WHAT THE TASK ASKS >> Copy out all of the lines below exactly; the pictures do not belong in the copy.

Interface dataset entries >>
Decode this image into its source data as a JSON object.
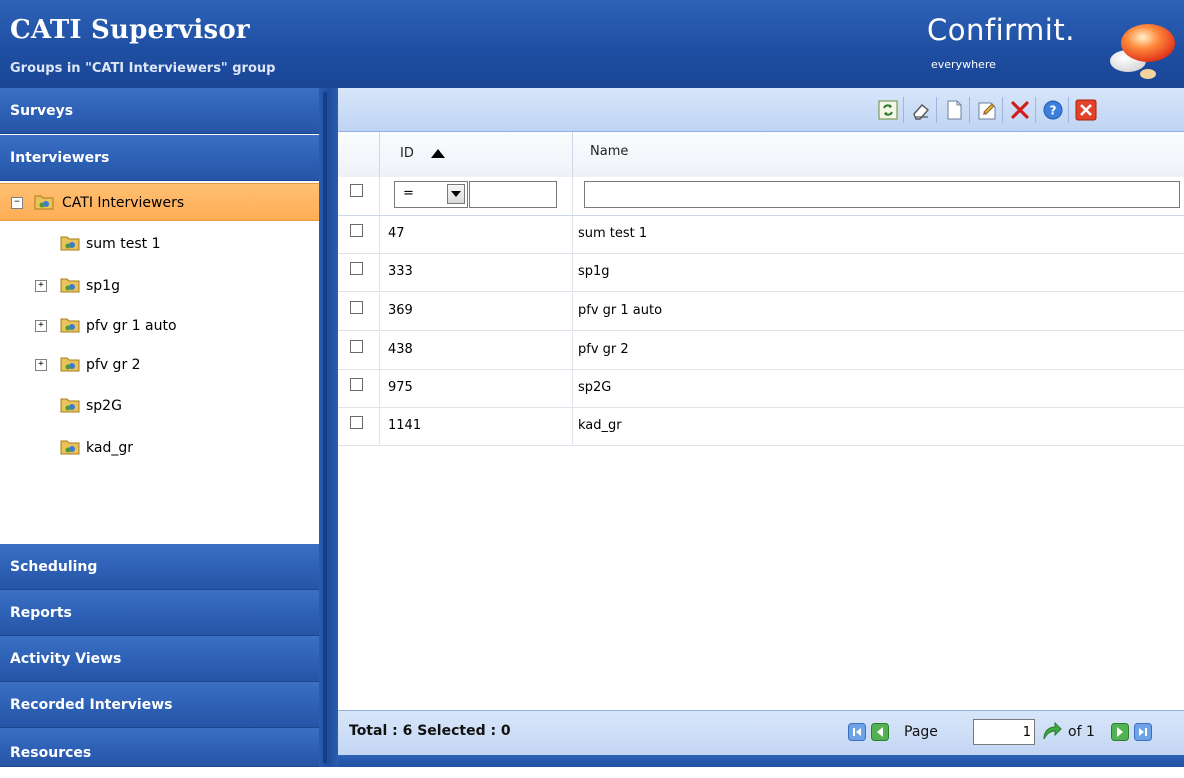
{
  "header": {
    "title": "CATI Supervisor",
    "subtitle": "Groups in \"CATI Interviewers\" group",
    "logo_text": "Confirmit.",
    "logo_tagline": "everywhere"
  },
  "sidebar": {
    "sections_top": [
      {
        "label": "Surveys"
      },
      {
        "label": "Interviewers"
      }
    ],
    "tree": [
      {
        "label": "CATI Interviewers",
        "expander": "−",
        "selected": true
      },
      {
        "label": "sum test 1",
        "expander": ""
      },
      {
        "label": "sp1g",
        "expander": "+"
      },
      {
        "label": "pfv gr 1 auto",
        "expander": "+"
      },
      {
        "label": "pfv gr 2",
        "expander": "+"
      },
      {
        "label": "sp2G",
        "expander": ""
      },
      {
        "label": "kad_gr",
        "expander": ""
      }
    ],
    "sections_bottom": [
      {
        "label": "Scheduling"
      },
      {
        "label": "Reports"
      },
      {
        "label": "Activity Views"
      },
      {
        "label": "Recorded Interviews"
      },
      {
        "label": "Resources"
      }
    ]
  },
  "toolbar": {
    "icons": [
      "refresh-icon",
      "eraser-icon",
      "new-document-icon",
      "edit-icon",
      "delete-icon",
      "help-icon",
      "close-icon"
    ]
  },
  "grid": {
    "columns": {
      "id": "ID",
      "name": "Name"
    },
    "sort": {
      "column": "id",
      "direction": "ascending"
    },
    "filter": {
      "operator": "=",
      "id_value": "",
      "name_value": ""
    },
    "rows": [
      {
        "id": "47",
        "name": "sum test 1"
      },
      {
        "id": "333",
        "name": "sp1g"
      },
      {
        "id": "369",
        "name": "pfv gr 1 auto"
      },
      {
        "id": "438",
        "name": "pfv gr 2"
      },
      {
        "id": "975",
        "name": "sp2G"
      },
      {
        "id": "1141",
        "name": "kad_gr"
      }
    ]
  },
  "footer": {
    "total_text": "Total : 6 Selected : 0",
    "page_label": "Page",
    "page_value": "1",
    "of_text": "of 1"
  },
  "colors": {
    "header_blue": "#2d63b8",
    "selected_orange": "#ffb35d",
    "toolbar_light_blue": "#cfe0f8"
  }
}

ANSWER BELOW >>
Decode this image into its source data as a JSON object.
{
  "header": {
    "title": "CATI Supervisor",
    "subtitle": "Groups in \"CATI Interviewers\" group",
    "logo_text": "Confirmit.",
    "logo_tagline": "everywhere"
  },
  "sidebar": {
    "sections_top": [
      {
        "label": "Surveys"
      },
      {
        "label": "Interviewers"
      }
    ],
    "tree": [
      {
        "label": "CATI Interviewers",
        "expander": "−",
        "selected": true
      },
      {
        "label": "sum test 1",
        "expander": ""
      },
      {
        "label": "sp1g",
        "expander": "+"
      },
      {
        "label": "pfv gr 1 auto",
        "expander": "+"
      },
      {
        "label": "pfv gr 2",
        "expander": "+"
      },
      {
        "label": "sp2G",
        "expander": ""
      },
      {
        "label": "kad_gr",
        "expander": ""
      }
    ],
    "sections_bottom": [
      {
        "label": "Scheduling"
      },
      {
        "label": "Reports"
      },
      {
        "label": "Activity Views"
      },
      {
        "label": "Recorded Interviews"
      },
      {
        "label": "Resources"
      }
    ]
  },
  "toolbar": {
    "icons": [
      "refresh-icon",
      "eraser-icon",
      "new-document-icon",
      "edit-icon",
      "delete-icon",
      "help-icon",
      "close-icon"
    ]
  },
  "grid": {
    "columns": {
      "id": "ID",
      "name": "Name"
    },
    "sort": {
      "column": "id",
      "direction": "ascending"
    },
    "filter": {
      "operator": "=",
      "id_value": "",
      "name_value": ""
    },
    "rows": [
      {
        "id": "47",
        "name": "sum test 1"
      },
      {
        "id": "333",
        "name": "sp1g"
      },
      {
        "id": "369",
        "name": "pfv gr 1 auto"
      },
      {
        "id": "438",
        "name": "pfv gr 2"
      },
      {
        "id": "975",
        "name": "sp2G"
      },
      {
        "id": "1141",
        "name": "kad_gr"
      }
    ]
  },
  "footer": {
    "total_text": "Total : 6 Selected : 0",
    "page_label": "Page",
    "page_value": "1",
    "of_text": "of 1"
  },
  "colors": {
    "header_blue": "#2d63b8",
    "selected_orange": "#ffb35d",
    "toolbar_light_blue": "#cfe0f8"
  }
}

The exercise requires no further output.